Some supervisors and County Administrator Carmen Davis claim that they were unaware of the specific allegations named in the lawsuit.
Hinds County Supervisor Peggy Calhoun, who raised questions about the facility's staff and transparency in 2009, said she had not been notified of the allegations of abuse since the board passed the memorandum in 2009. She said that the weekly reports the MYJP provided to county officials contained mostly positive information about the detention center.
"I don't think the lawsuit is necessary to change any alleged conditions of prolonged isolation, verbal abuse and threats of physical harm, because if these matters come before board we will address the situation," Calhoun told the Jackson Free Press.

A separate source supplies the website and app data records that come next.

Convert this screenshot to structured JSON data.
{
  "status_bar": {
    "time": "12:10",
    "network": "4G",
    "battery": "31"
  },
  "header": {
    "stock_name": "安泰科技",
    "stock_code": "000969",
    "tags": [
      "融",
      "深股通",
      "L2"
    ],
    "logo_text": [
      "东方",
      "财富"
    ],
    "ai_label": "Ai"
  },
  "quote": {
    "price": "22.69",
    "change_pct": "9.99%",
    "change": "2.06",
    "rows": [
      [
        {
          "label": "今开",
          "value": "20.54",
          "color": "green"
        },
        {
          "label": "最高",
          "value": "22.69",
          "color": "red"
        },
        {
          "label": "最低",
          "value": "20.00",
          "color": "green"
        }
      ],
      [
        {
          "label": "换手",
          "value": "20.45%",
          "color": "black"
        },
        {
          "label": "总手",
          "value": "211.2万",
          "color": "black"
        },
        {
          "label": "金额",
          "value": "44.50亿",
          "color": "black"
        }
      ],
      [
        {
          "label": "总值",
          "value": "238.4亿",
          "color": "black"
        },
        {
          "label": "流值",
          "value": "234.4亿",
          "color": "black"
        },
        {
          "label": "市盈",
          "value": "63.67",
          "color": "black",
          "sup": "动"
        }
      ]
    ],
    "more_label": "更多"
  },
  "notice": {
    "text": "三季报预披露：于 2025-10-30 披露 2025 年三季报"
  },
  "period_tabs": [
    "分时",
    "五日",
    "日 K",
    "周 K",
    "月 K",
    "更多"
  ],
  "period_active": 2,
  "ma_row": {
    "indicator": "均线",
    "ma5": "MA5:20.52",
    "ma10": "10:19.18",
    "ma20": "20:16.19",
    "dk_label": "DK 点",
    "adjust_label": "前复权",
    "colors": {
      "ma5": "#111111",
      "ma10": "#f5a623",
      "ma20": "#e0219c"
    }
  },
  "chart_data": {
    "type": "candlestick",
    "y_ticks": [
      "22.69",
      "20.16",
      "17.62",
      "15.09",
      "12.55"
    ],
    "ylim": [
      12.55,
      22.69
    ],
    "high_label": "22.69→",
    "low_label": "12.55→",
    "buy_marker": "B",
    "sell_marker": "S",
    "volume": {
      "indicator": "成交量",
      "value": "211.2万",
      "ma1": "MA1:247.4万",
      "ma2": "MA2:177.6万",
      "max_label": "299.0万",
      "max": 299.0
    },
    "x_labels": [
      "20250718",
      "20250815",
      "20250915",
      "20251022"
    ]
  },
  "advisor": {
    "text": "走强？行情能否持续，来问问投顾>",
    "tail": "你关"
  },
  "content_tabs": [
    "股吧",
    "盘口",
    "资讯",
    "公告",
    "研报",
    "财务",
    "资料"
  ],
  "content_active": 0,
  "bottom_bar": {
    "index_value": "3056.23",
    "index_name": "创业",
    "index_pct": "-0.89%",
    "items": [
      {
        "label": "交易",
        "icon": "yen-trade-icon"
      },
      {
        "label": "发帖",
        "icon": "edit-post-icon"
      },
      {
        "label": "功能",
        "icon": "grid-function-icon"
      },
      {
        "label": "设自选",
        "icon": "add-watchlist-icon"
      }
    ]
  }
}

"... I certainly would not tolerate or allow any of the young people to be subjected to adverse conditions.
"Regrettably, the Southern Poverty Law Center has not communicated to
me any of their concerns, nor has staff communicated to me any concerns. When I heard about the lawsuit, I was appalled by all the allegations."
Davis, who is conducting an informal investigation into the allegations, said she receives reports from the MYJP each week and reviews and distributes them to supervisors. She said that the extent of allegations mentioned in the lawsuit did not appear in the reports she has received.
"The weekly reports were reviewed by myself and (Dale Knight), the director of Henley Young," Davis said. "We reviewed the issues that they raised in the weekly reports as best as we could because they were brought to us in a general manner."
Knight, who has served in his position since August 2010, denied the accusations.
"I am confident that we have done all that we can for our detainees," he said.
Cockrell, however, claims that the reports addressed the lawsuit's allegations, and her organization made several attempts to bring the allegations to officials' attention. In addition to ensuring that youth are treated properly, she said, MYJP wants the county to consider other juvenile reform programs.
"There are several alternatives to detention centers," she said. "Community-based programs could be for children who pose little threat to society, and children who do not require secured detention. These are programs that are proven to reduce juvenile-crime rates."
The Jackson Free Press has submitted a Freedom of Information Act request to Hinds County for MYJP's weekly reports.
If the Board didn't know, they should have known.